I am more inclined to give the spot here to the team that has proven they can beat a top team rather than a team that just doesn’t have much of a resume, but given that Penn State had the best year of any CHA team in years (though, again, they didn’t have to play any teams from other conferences), I wouldn’t quibble with the committee putting in the Nittany Lions over the Bulldogs as a reward for such a season, especially when it would make the bracket a bit cleaner for non-conference matchups, and especially since having half the teams in the field be from the same conference is kind of lame (sorry, WCHA fans).

Providence (WHEA): OUT
St. Lawrence (ECAC): OUT
Clarkson (ECAC): OUT

The Friars, Saints, and Golden Knights are the only three teams with much of an argument otherwise to get in.

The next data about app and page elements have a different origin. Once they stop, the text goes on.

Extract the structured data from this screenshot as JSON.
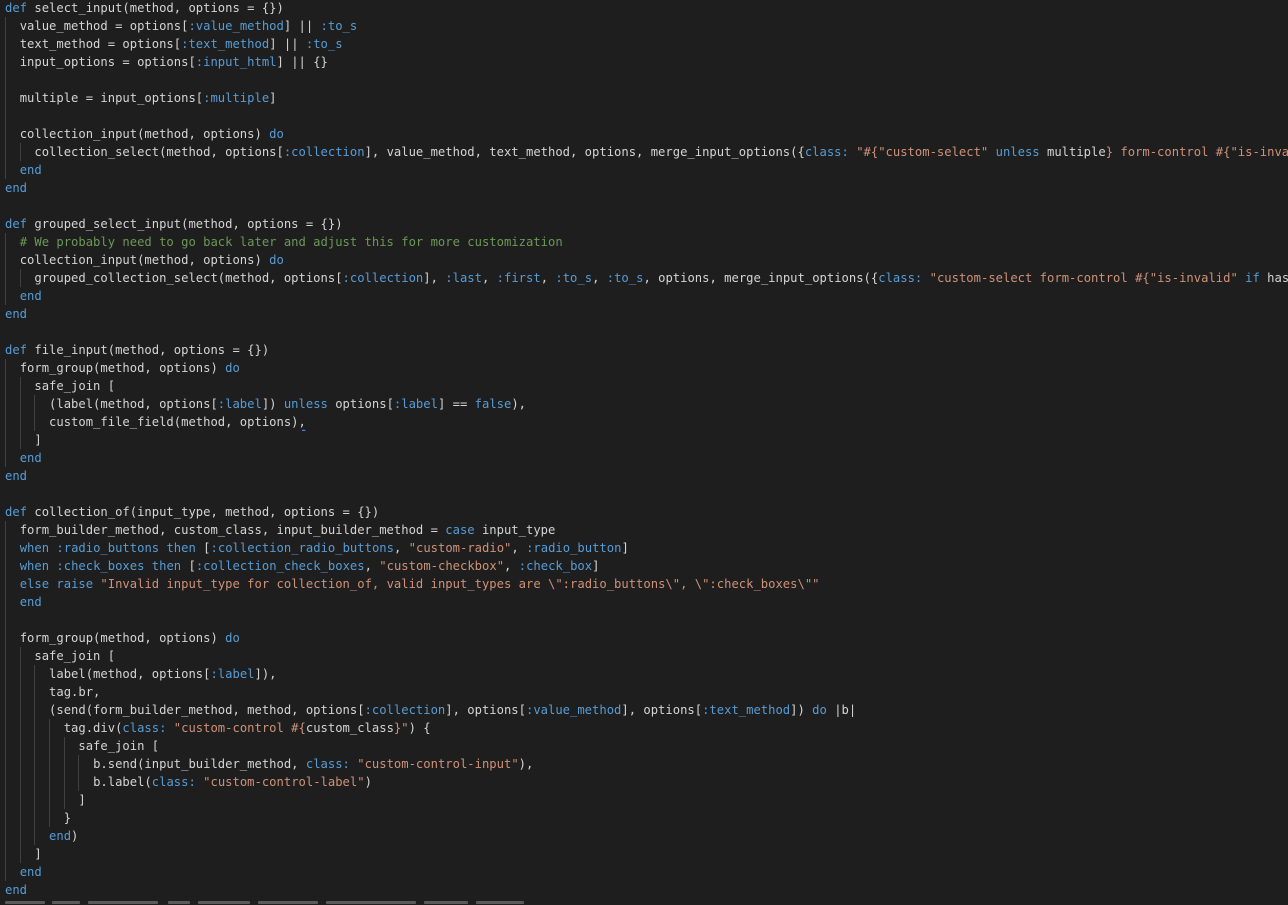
{
  "editor": {
    "theme": {
      "background": "#1e1e1e",
      "foreground": "#d4d4d4",
      "keyword": "#569cd6",
      "symbol": "#569cd6",
      "string": "#ce9178",
      "comment": "#6a9955",
      "indent_guide": "#404040"
    },
    "lines": [
      {
        "indent": 0,
        "tokens": [
          [
            "kw",
            "def"
          ],
          [
            "plain",
            " select_input(method, options = {})"
          ]
        ]
      },
      {
        "indent": 1,
        "tokens": [
          [
            "plain",
            "value_method = options["
          ],
          [
            "sym",
            ":value_method"
          ],
          [
            "plain",
            "] || "
          ],
          [
            "sym",
            ":to_s"
          ]
        ]
      },
      {
        "indent": 1,
        "tokens": [
          [
            "plain",
            "text_method = options["
          ],
          [
            "sym",
            ":text_method"
          ],
          [
            "plain",
            "] || "
          ],
          [
            "sym",
            ":to_s"
          ]
        ]
      },
      {
        "indent": 1,
        "tokens": [
          [
            "plain",
            "input_options = options["
          ],
          [
            "sym",
            ":input_html"
          ],
          [
            "plain",
            "] || {}"
          ]
        ]
      },
      {
        "indent": 1,
        "tokens": []
      },
      {
        "indent": 1,
        "tokens": [
          [
            "plain",
            "multiple = input_options["
          ],
          [
            "sym",
            ":multiple"
          ],
          [
            "plain",
            "]"
          ]
        ]
      },
      {
        "indent": 1,
        "tokens": []
      },
      {
        "indent": 1,
        "tokens": [
          [
            "plain",
            "collection_input(method, options) "
          ],
          [
            "kw",
            "do"
          ]
        ]
      },
      {
        "indent": 2,
        "tokens": [
          [
            "plain",
            "collection_select(method, options["
          ],
          [
            "sym",
            ":collection"
          ],
          [
            "plain",
            "], value_method, text_method, options, merge_input_options({"
          ],
          [
            "sym",
            "class:"
          ],
          [
            "plain",
            " "
          ],
          [
            "str",
            "\"#{"
          ],
          [
            "str",
            "\"custom-select\""
          ],
          [
            "plain",
            " "
          ],
          [
            "kw",
            "unless"
          ],
          [
            "plain",
            " multiple"
          ],
          [
            "str",
            "}"
          ],
          [
            "str",
            " form-control #{"
          ],
          [
            "str",
            "\"is-invalid\""
          ]
        ]
      },
      {
        "indent": 1,
        "tokens": [
          [
            "kw",
            "end"
          ]
        ]
      },
      {
        "indent": 0,
        "tokens": [
          [
            "kw",
            "end"
          ]
        ]
      },
      {
        "indent": 0,
        "tokens": []
      },
      {
        "indent": 0,
        "tokens": [
          [
            "kw",
            "def"
          ],
          [
            "plain",
            " grouped_select_input(method, options = {})"
          ]
        ]
      },
      {
        "indent": 1,
        "tokens": [
          [
            "cmt",
            "# We probably need to go back later and adjust this for more customization"
          ]
        ]
      },
      {
        "indent": 1,
        "tokens": [
          [
            "plain",
            "collection_input(method, options) "
          ],
          [
            "kw",
            "do"
          ]
        ]
      },
      {
        "indent": 2,
        "tokens": [
          [
            "plain",
            "grouped_collection_select(method, options["
          ],
          [
            "sym",
            ":collection"
          ],
          [
            "plain",
            "], "
          ],
          [
            "sym",
            ":last"
          ],
          [
            "plain",
            ", "
          ],
          [
            "sym",
            ":first"
          ],
          [
            "plain",
            ", "
          ],
          [
            "sym",
            ":to_s"
          ],
          [
            "plain",
            ", "
          ],
          [
            "sym",
            ":to_s"
          ],
          [
            "plain",
            ", options, merge_input_options({"
          ],
          [
            "sym",
            "class:"
          ],
          [
            "plain",
            " "
          ],
          [
            "str",
            "\"custom-select form-control #{"
          ],
          [
            "str",
            "\"is-invalid\""
          ],
          [
            "plain",
            " "
          ],
          [
            "kw",
            "if"
          ],
          [
            "plain",
            " has_err"
          ]
        ]
      },
      {
        "indent": 1,
        "tokens": [
          [
            "kw",
            "end"
          ]
        ]
      },
      {
        "indent": 0,
        "tokens": [
          [
            "kw",
            "end"
          ]
        ]
      },
      {
        "indent": 0,
        "tokens": []
      },
      {
        "indent": 0,
        "tokens": [
          [
            "kw",
            "def"
          ],
          [
            "plain",
            " file_input(method, options = {})"
          ]
        ]
      },
      {
        "indent": 1,
        "tokens": [
          [
            "plain",
            "form_group(method, options) "
          ],
          [
            "kw",
            "do"
          ]
        ]
      },
      {
        "indent": 2,
        "tokens": [
          [
            "plain",
            "safe_join ["
          ]
        ]
      },
      {
        "indent": 3,
        "tokens": [
          [
            "plain",
            "(label(method, options["
          ],
          [
            "sym",
            ":label"
          ],
          [
            "plain",
            "]) "
          ],
          [
            "kw",
            "unless"
          ],
          [
            "plain",
            " options["
          ],
          [
            "sym",
            ":label"
          ],
          [
            "plain",
            "] == "
          ],
          [
            "kw",
            "false"
          ],
          [
            "plain",
            "),"
          ]
        ]
      },
      {
        "indent": 3,
        "tokens": [
          [
            "plain",
            "custom_file_field(method, options)"
          ],
          [
            "squig",
            ","
          ]
        ]
      },
      {
        "indent": 2,
        "tokens": [
          [
            "plain",
            "]"
          ]
        ]
      },
      {
        "indent": 1,
        "tokens": [
          [
            "kw",
            "end"
          ]
        ]
      },
      {
        "indent": 0,
        "tokens": [
          [
            "kw",
            "end"
          ]
        ]
      },
      {
        "indent": 0,
        "tokens": []
      },
      {
        "indent": 0,
        "tokens": [
          [
            "kw",
            "def"
          ],
          [
            "plain",
            " collection_of(input_type, method, options = {})"
          ]
        ]
      },
      {
        "indent": 1,
        "tokens": [
          [
            "plain",
            "form_builder_method, custom_class, input_builder_method = "
          ],
          [
            "kw",
            "case"
          ],
          [
            "plain",
            " input_type"
          ]
        ]
      },
      {
        "indent": 1,
        "tokens": [
          [
            "kw",
            "when"
          ],
          [
            "plain",
            " "
          ],
          [
            "sym",
            ":radio_buttons"
          ],
          [
            "plain",
            " "
          ],
          [
            "kw",
            "then"
          ],
          [
            "plain",
            " ["
          ],
          [
            "sym",
            ":collection_radio_buttons"
          ],
          [
            "plain",
            ", "
          ],
          [
            "str",
            "\"custom-radio\""
          ],
          [
            "plain",
            ", "
          ],
          [
            "sym",
            ":radio_button"
          ],
          [
            "plain",
            "]"
          ]
        ]
      },
      {
        "indent": 1,
        "tokens": [
          [
            "kw",
            "when"
          ],
          [
            "plain",
            " "
          ],
          [
            "sym",
            ":check_boxes"
          ],
          [
            "plain",
            " "
          ],
          [
            "kw",
            "then"
          ],
          [
            "plain",
            " ["
          ],
          [
            "sym",
            ":collection_check_boxes"
          ],
          [
            "plain",
            ", "
          ],
          [
            "str",
            "\"custom-checkbox\""
          ],
          [
            "plain",
            ", "
          ],
          [
            "sym",
            ":check_box"
          ],
          [
            "plain",
            "]"
          ]
        ]
      },
      {
        "indent": 1,
        "tokens": [
          [
            "kw",
            "else"
          ],
          [
            "plain",
            " "
          ],
          [
            "kw",
            "raise"
          ],
          [
            "plain",
            " "
          ],
          [
            "str",
            "\"Invalid input_type for collection_of, valid input_types are \\\":radio_buttons\\\", \\\":check_boxes\\\"\""
          ]
        ]
      },
      {
        "indent": 1,
        "tokens": [
          [
            "kw",
            "end"
          ]
        ]
      },
      {
        "indent": 1,
        "tokens": []
      },
      {
        "indent": 1,
        "tokens": [
          [
            "plain",
            "form_group(method, options) "
          ],
          [
            "kw",
            "do"
          ]
        ]
      },
      {
        "indent": 2,
        "tokens": [
          [
            "plain",
            "safe_join ["
          ]
        ]
      },
      {
        "indent": 3,
        "tokens": [
          [
            "plain",
            "label(method, options["
          ],
          [
            "sym",
            ":label"
          ],
          [
            "plain",
            "]),"
          ]
        ]
      },
      {
        "indent": 3,
        "tokens": [
          [
            "plain",
            "tag.br,"
          ]
        ]
      },
      {
        "indent": 3,
        "tokens": [
          [
            "plain",
            "(send(form_builder_method, method, options["
          ],
          [
            "sym",
            ":collection"
          ],
          [
            "plain",
            "], options["
          ],
          [
            "sym",
            ":value_method"
          ],
          [
            "plain",
            "], options["
          ],
          [
            "sym",
            ":text_method"
          ],
          [
            "plain",
            "]) "
          ],
          [
            "kw",
            "do"
          ],
          [
            "plain",
            " |b|"
          ]
        ]
      },
      {
        "indent": 4,
        "tokens": [
          [
            "plain",
            "tag.div("
          ],
          [
            "sym",
            "class:"
          ],
          [
            "plain",
            " "
          ],
          [
            "str",
            "\"custom-control #{"
          ],
          [
            "plain",
            "custom_class"
          ],
          [
            "str",
            "}\""
          ],
          [
            "plain",
            ") {"
          ]
        ]
      },
      {
        "indent": 5,
        "tokens": [
          [
            "plain",
            "safe_join ["
          ]
        ]
      },
      {
        "indent": 6,
        "tokens": [
          [
            "plain",
            "b.send(input_builder_method, "
          ],
          [
            "sym",
            "class:"
          ],
          [
            "plain",
            " "
          ],
          [
            "str",
            "\"custom-control-input\""
          ],
          [
            "plain",
            "),"
          ]
        ]
      },
      {
        "indent": 6,
        "tokens": [
          [
            "plain",
            "b.label("
          ],
          [
            "sym",
            "class:"
          ],
          [
            "plain",
            " "
          ],
          [
            "str",
            "\"custom-control-label\""
          ],
          [
            "plain",
            ")"
          ]
        ]
      },
      {
        "indent": 5,
        "tokens": [
          [
            "plain",
            "]"
          ]
        ]
      },
      {
        "indent": 4,
        "tokens": [
          [
            "plain",
            "}"
          ]
        ]
      },
      {
        "indent": 3,
        "tokens": [
          [
            "kw",
            "end"
          ],
          [
            "plain",
            ")"
          ]
        ]
      },
      {
        "indent": 2,
        "tokens": [
          [
            "plain",
            "]"
          ]
        ]
      },
      {
        "indent": 1,
        "tokens": [
          [
            "kw",
            "end"
          ]
        ]
      },
      {
        "indent": 0,
        "tokens": [
          [
            "kw",
            "end"
          ]
        ]
      }
    ]
  }
}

Providence mostly gets considered here on the strength of their 2-1 record against Boston College, but they were blown to bits four times by a very angry Northeastern team in the second half of the year, and that combined with a so-so remaining resume means they just aren’t there.

St. Lawrence had a super-hot end to the year, knocking off Clarkson four times in a row to advance to the ECAC championship game and only losing by one to Colgate. Unfortunately, SLU just didn’t do enough outside of that run. Their season started super late, and they’re below .500 at 6-7-0. A whopping 10 of their 13 games were against Colgate and Clarkson, so that’s a lot better than it looks, but it’s a limited resume.

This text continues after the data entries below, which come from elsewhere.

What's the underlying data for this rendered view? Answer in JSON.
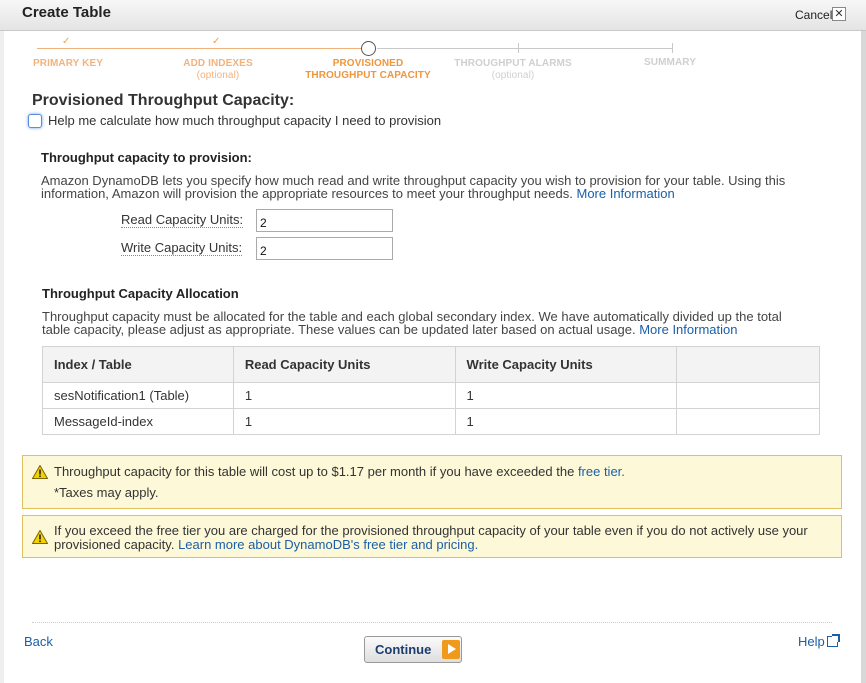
{
  "dialog": {
    "title": "Create Table",
    "cancel_label": "Cancel",
    "close_glyph": "✕"
  },
  "wizard": {
    "steps": [
      {
        "label": "PRIMARY KEY",
        "sub": "",
        "state": "done"
      },
      {
        "label": "ADD INDEXES",
        "sub": "(optional)",
        "state": "done"
      },
      {
        "label": "PROVISIONED",
        "label2": "THROUGHPUT CAPACITY",
        "sub": "",
        "state": "current"
      },
      {
        "label": "THROUGHPUT ALARMS",
        "sub": "(optional)",
        "state": "todo"
      },
      {
        "label": "SUMMARY",
        "sub": "",
        "state": "todo"
      }
    ],
    "check_glyph": "✓"
  },
  "main": {
    "heading": "Provisioned Throughput Capacity:",
    "help_checkbox_label": "Help me calculate how much throughput capacity I need to provision",
    "provision": {
      "heading": "Throughput capacity to provision:",
      "desc_line1": "Amazon DynamoDB lets you specify how much read and write throughput capacity you wish to provision for your table. Using this",
      "desc_line2": "information, Amazon will provision the appropriate resources to meet your throughput needs.",
      "more_info": "More Information",
      "read_label": "Read Capacity Units:",
      "read_value": "2",
      "write_label": "Write Capacity Units:",
      "write_value": "2"
    },
    "allocation": {
      "heading": "Throughput Capacity Allocation",
      "desc_line1": "Throughput capacity must be allocated for the table and each global secondary index. We have automatically divided up the total",
      "desc_line2": "table capacity, please adjust as appropriate. These values can be updated later based on actual usage.",
      "more_info": "More Information",
      "columns": [
        "Index / Table",
        "Read Capacity Units",
        "Write Capacity Units",
        ""
      ],
      "rows": [
        [
          "sesNotification1 (Table)",
          "1",
          "1",
          ""
        ],
        [
          "MessageId-index",
          "1",
          "1",
          ""
        ]
      ]
    },
    "cost_warning": {
      "text": "Throughput capacity for this table will cost up to $1.17 per month if you have exceeded the",
      "link": "free tier.",
      "taxes": "*Taxes may apply."
    },
    "free_tier_warning": {
      "line1": "If you exceed the free tier you are charged for the provisioned throughput capacity of your table even if you do not actively use your",
      "line2_prefix": "provisioned capacity.",
      "link": "Learn more about DynamoDB's free tier and pricing."
    }
  },
  "footer": {
    "back": "Back",
    "continue": "Continue",
    "help": "Help"
  },
  "colors": {
    "link": "#1a5fa8",
    "wizard_done": "#f2b27d",
    "wizard_current": "#f0963b",
    "warning_bg": "#fdf8d8",
    "warning_border": "#e0c060"
  }
}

Clarkson looked to have a good shot to get in for most of the season, but they totally fell apart at the end of the year. Their season ended with four straight losses to St. Lawrence, and their already-not-good 8-10-1 record was bolstered by playing a couple games against LIU of the NEWHA conference. A month ago I’d have told you they would have had a shot, but certainly not now.

With your eight teams selected, now you’ve got to deal with seeding — and while that’s less stressful of an exercise than deciding who gets in, it’s just as subjective. This is how I’d seed them if I were in charge:

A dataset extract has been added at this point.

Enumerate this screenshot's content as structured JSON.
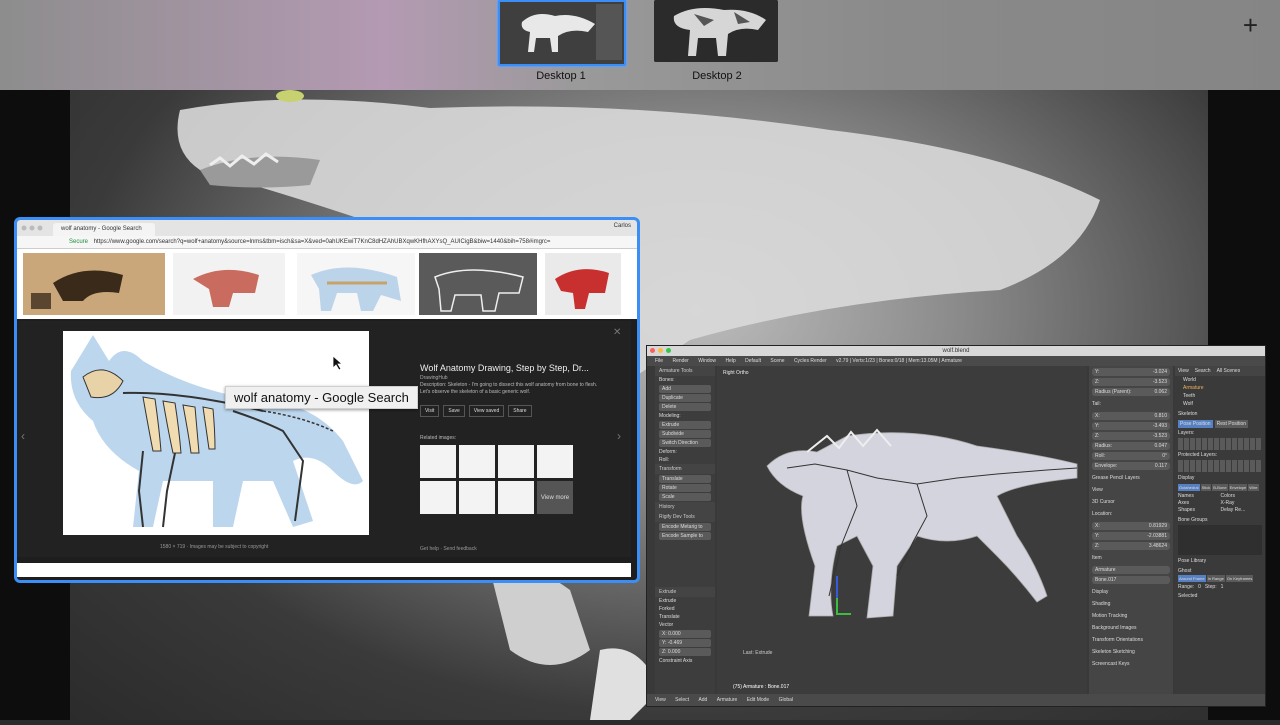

(1) Northeastern (WHEA Champion)
(2) Wisconsin (WCHA Champion)
(3) Ohio State
(4) Colgate (ECAC Champion)
Minnesota
Boston College
Minnesota-Duluth
Robert Morris

Only the top 4 are “seeded,” so to speak, but with no flights to worry about (the whole tournament will take place in Erie, PA), that doesn’t matter as much as it usually does.

That would give us a bracket of:

Robert Morris @ (1) Northeastern
Minnesota-Duluth @ (2) WCHA Champ (UW/OSU)
Boston College @ (3) WCHA Runner-Up (OSU/UW)
Minnesota @ (4) Colgate

Flights are no issue, as we said, so can we make these matchups any better?

There have been virtually zero non-conference games this season, so we suspect the committee will align the bracket to give all non-conference matchups if teams are at least close. We have one non-conference matchup with Duluth @ Wisconsin/Ohio State, but the only way we could reasonably get rid of it would be to send Robert Morris to the WCHA champion. That could happen if the committee decides Wisconsin is #1, but I don’t see that happening since there’s a big difference between Duluth and Robert Morris and you’d like to protect the top seed. I suspect the committee would keep the bracket as-is for that reason.

Of course, if Penn State is in the field instead of Duluth, well, we’d have four non-conference matchups with perfect bracket integrity! What a dream!

We could always be totally wrong here, obviously. Now we just have to sit and wait. The NCAA Tournament Selection Show will take place at NCAA.com at 9pm EST tonight.